## [INSTRUCTIONS TO FOLLOW]
Every entry that follows should be repeated exactly; drop the images.

AVAILABLE DATA START

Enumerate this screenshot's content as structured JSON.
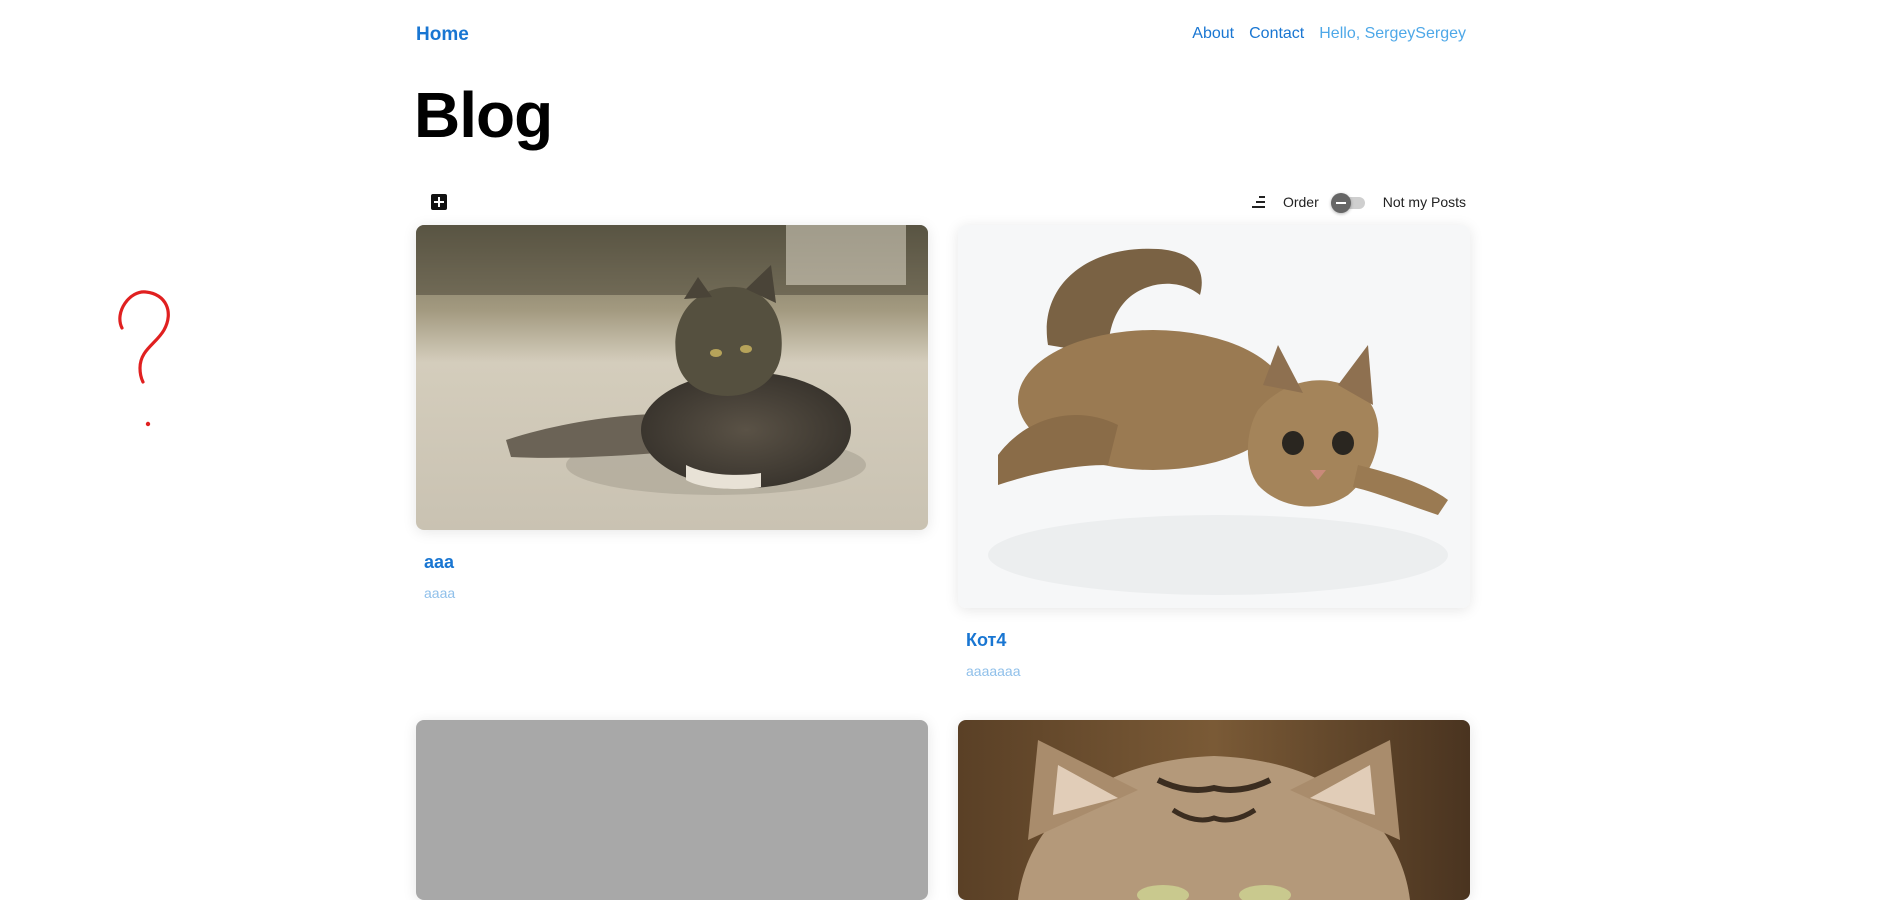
{
  "header": {
    "home": "Home",
    "links": [
      "About",
      "Contact"
    ],
    "user_greeting": "Hello, SergeySergey"
  },
  "page": {
    "title": "Blog"
  },
  "toolbar": {
    "add_icon": "plus-square-icon",
    "sort_icon": "sort-lines-icon",
    "order_label": "Order",
    "not_my_posts_label": "Not my Posts",
    "not_my_posts_toggle_on": false
  },
  "posts": [
    {
      "title": "aaa",
      "subtitle": "aaaa",
      "image": "cat-lying-on-floor"
    },
    {
      "title": "Кот4",
      "subtitle": "aaaaaaa",
      "image": "kitten-crouching-white-background"
    },
    {
      "title": "",
      "subtitle": "",
      "image": "placeholder-gray"
    },
    {
      "title": "",
      "subtitle": "",
      "image": "cat-face-closeup"
    }
  ],
  "colors": {
    "link": "#1976d2",
    "user_link": "#4ea8e8",
    "subtitle": "#90c0ea",
    "placeholder": "#a8a8a8",
    "doodle": "#e02020"
  }
}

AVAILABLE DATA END

## [ANSWER TO THIS PROBLEM]
Enumerate this screenshot's content as structured JSON.
{
  "header": {
    "home": "Home",
    "links": [
      "About",
      "Contact"
    ],
    "user_greeting": "Hello, SergeySergey"
  },
  "page": {
    "title": "Blog"
  },
  "toolbar": {
    "add_icon": "plus-square-icon",
    "sort_icon": "sort-lines-icon",
    "order_label": "Order",
    "not_my_posts_label": "Not my Posts",
    "not_my_posts_toggle_on": false
  },
  "posts": [
    {
      "title": "aaa",
      "subtitle": "aaaa",
      "image": "cat-lying-on-floor"
    },
    {
      "title": "Кот4",
      "subtitle": "aaaaaaa",
      "image": "kitten-crouching-white-background"
    },
    {
      "title": "",
      "subtitle": "",
      "image": "placeholder-gray"
    },
    {
      "title": "",
      "subtitle": "",
      "image": "cat-face-closeup"
    }
  ],
  "colors": {
    "link": "#1976d2",
    "user_link": "#4ea8e8",
    "subtitle": "#90c0ea",
    "placeholder": "#a8a8a8",
    "doodle": "#e02020"
  }
}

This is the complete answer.